What you will do
Set each line of the records down again exactly, please.
---- Supplied entries
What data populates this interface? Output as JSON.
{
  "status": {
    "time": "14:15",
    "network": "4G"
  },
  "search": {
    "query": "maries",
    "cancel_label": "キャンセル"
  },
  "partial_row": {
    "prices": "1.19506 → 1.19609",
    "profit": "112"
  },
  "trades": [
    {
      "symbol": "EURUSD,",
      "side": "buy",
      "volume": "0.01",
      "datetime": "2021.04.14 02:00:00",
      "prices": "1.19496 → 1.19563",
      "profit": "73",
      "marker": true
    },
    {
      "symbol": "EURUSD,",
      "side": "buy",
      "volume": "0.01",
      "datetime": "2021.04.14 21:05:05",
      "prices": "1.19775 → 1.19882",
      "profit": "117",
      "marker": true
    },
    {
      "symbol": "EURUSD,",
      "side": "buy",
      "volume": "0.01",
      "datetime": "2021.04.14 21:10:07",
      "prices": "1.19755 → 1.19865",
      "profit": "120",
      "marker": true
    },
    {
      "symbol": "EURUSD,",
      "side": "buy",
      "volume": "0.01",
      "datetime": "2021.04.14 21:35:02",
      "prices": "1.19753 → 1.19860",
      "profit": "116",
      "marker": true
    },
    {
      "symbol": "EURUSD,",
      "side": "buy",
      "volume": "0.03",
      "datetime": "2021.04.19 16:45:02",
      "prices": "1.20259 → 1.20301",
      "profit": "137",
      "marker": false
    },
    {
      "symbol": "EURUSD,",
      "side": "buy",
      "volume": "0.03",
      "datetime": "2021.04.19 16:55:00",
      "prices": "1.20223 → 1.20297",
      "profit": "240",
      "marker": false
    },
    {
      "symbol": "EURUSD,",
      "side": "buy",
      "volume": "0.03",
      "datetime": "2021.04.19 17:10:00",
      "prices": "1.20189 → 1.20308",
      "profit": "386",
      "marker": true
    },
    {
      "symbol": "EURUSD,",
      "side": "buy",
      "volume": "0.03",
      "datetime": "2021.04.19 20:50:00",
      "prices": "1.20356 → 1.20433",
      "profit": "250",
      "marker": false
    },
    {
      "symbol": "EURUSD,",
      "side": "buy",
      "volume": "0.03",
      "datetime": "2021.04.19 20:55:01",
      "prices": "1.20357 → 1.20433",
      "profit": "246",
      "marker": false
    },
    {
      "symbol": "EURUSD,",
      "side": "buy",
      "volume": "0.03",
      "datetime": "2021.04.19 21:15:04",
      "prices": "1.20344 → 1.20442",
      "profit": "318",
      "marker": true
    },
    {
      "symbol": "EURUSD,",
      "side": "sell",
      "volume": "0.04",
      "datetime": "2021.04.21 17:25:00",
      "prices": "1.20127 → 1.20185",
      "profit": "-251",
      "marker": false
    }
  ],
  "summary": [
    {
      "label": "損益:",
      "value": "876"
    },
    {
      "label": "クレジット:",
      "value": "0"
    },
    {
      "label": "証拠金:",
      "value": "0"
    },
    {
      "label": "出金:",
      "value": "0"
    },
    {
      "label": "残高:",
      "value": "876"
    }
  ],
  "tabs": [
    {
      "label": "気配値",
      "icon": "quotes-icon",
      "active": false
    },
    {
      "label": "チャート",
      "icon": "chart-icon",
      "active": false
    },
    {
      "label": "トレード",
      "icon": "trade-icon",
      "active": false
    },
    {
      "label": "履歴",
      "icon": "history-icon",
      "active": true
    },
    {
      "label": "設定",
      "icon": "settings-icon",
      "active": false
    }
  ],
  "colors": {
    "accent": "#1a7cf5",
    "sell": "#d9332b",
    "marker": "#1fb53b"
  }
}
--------
Solution to this problem
What data populates this interface? Output as JSON.
{
  "status": {
    "time": "14:15",
    "network": "4G"
  },
  "search": {
    "query": "maries",
    "cancel_label": "キャンセル"
  },
  "partial_row": {
    "prices": "1.19506 → 1.19609",
    "profit": "112"
  },
  "trades": [
    {
      "symbol": "EURUSD,",
      "side": "buy",
      "volume": "0.01",
      "datetime": "2021.04.14 02:00:00",
      "prices": "1.19496 → 1.19563",
      "profit": "73",
      "marker": true
    },
    {
      "symbol": "EURUSD,",
      "side": "buy",
      "volume": "0.01",
      "datetime": "2021.04.14 21:05:05",
      "prices": "1.19775 → 1.19882",
      "profit": "117",
      "marker": true
    },
    {
      "symbol": "EURUSD,",
      "side": "buy",
      "volume": "0.01",
      "datetime": "2021.04.14 21:10:07",
      "prices": "1.19755 → 1.19865",
      "profit": "120",
      "marker": true
    },
    {
      "symbol": "EURUSD,",
      "side": "buy",
      "volume": "0.01",
      "datetime": "2021.04.14 21:35:02",
      "prices": "1.19753 → 1.19860",
      "profit": "116",
      "marker": true
    },
    {
      "symbol": "EURUSD,",
      "side": "buy",
      "volume": "0.03",
      "datetime": "2021.04.19 16:45:02",
      "prices": "1.20259 → 1.20301",
      "profit": "137",
      "marker": false
    },
    {
      "symbol": "EURUSD,",
      "side": "buy",
      "volume": "0.03",
      "datetime": "2021.04.19 16:55:00",
      "prices": "1.20223 → 1.20297",
      "profit": "240",
      "marker": false
    },
    {
      "symbol": "EURUSD,",
      "side": "buy",
      "volume": "0.03",
      "datetime": "2021.04.19 17:10:00",
      "prices": "1.20189 → 1.20308",
      "profit": "386",
      "marker": true
    },
    {
      "symbol": "EURUSD,",
      "side": "buy",
      "volume": "0.03",
      "datetime": "2021.04.19 20:50:00",
      "prices": "1.20356 → 1.20433",
      "profit": "250",
      "marker": false
    },
    {
      "symbol": "EURUSD,",
      "side": "buy",
      "volume": "0.03",
      "datetime": "2021.04.19 20:55:01",
      "prices": "1.20357 → 1.20433",
      "profit": "246",
      "marker": false
    },
    {
      "symbol": "EURUSD,",
      "side": "buy",
      "volume": "0.03",
      "datetime": "2021.04.19 21:15:04",
      "prices": "1.20344 → 1.20442",
      "profit": "318",
      "marker": true
    },
    {
      "symbol": "EURUSD,",
      "side": "sell",
      "volume": "0.04",
      "datetime": "2021.04.21 17:25:00",
      "prices": "1.20127 → 1.20185",
      "profit": "-251",
      "marker": false
    }
  ],
  "summary": [
    {
      "label": "損益:",
      "value": "876"
    },
    {
      "label": "クレジット:",
      "value": "0"
    },
    {
      "label": "証拠金:",
      "value": "0"
    },
    {
      "label": "出金:",
      "value": "0"
    },
    {
      "label": "残高:",
      "value": "876"
    }
  ],
  "tabs": [
    {
      "label": "気配値",
      "icon": "quotes-icon",
      "active": false
    },
    {
      "label": "チャート",
      "icon": "chart-icon",
      "active": false
    },
    {
      "label": "トレード",
      "icon": "trade-icon",
      "active": false
    },
    {
      "label": "履歴",
      "icon": "history-icon",
      "active": true
    },
    {
      "label": "設定",
      "icon": "settings-icon",
      "active": false
    }
  ],
  "colors": {
    "accent": "#1a7cf5",
    "sell": "#d9332b",
    "marker": "#1fb53b"
  }
}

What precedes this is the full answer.